Nobel head defends Obama choice
Oslo - The head of the Nobel Peace Prize committee on Saturday defended the controversial decision to give the award to US President Barack Obama, saying his work so far justified the honour.
"He could have also had it too late," Thorbjoern Jagland told reporters.
"Can someone tell me who did more than him this year? It is difficult to name a winner of the peace prize who is more in line with Alfred Nobel's will."
Jagland, a former Norwegian prime minister, said: "We are capturing the spirit of the times, the needs of the era."
He and the committee's four other members caused shockwaves on Friday by announcing that Obama had won the Nobel, praising his "extraordinary efforts to strengthen international diplomacy and cooperation between peoples."
The committee attached "special importance to Obama's vision and work for a world without nuclear weapons."

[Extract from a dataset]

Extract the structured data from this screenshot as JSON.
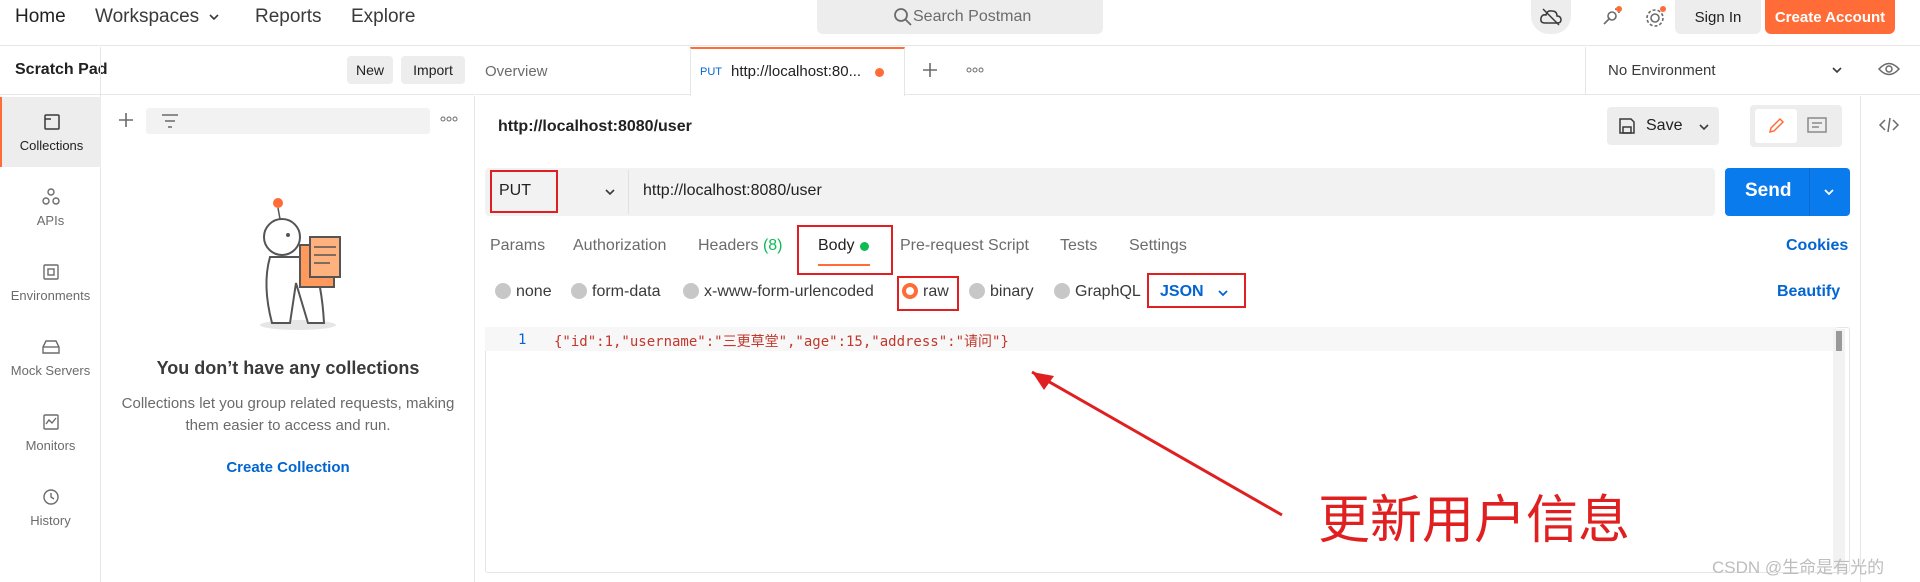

The award for the first black US president sparked both praise and criticism, with many saying he has not yet done enough to deserve it.
Obama himself, saying he was "surprised" and "deeply humbled", said he doubted he deserved the honour.
The leader of Norway's main opposition called Saturday for Jagland's resignation, a newspaper reported.
Siv Jensen, head of the far-right Progress Party, said Jagland should step down because his new job as secretary general of the Council of Europe compromised his independence.
Erna Solberg, leader of Conservative party Hoejre, also criticised Jagland's attempt to do two jobs and questioned his decision to hand Obama the peace prize.
The Nobel committee's five members are appointed by Parliament.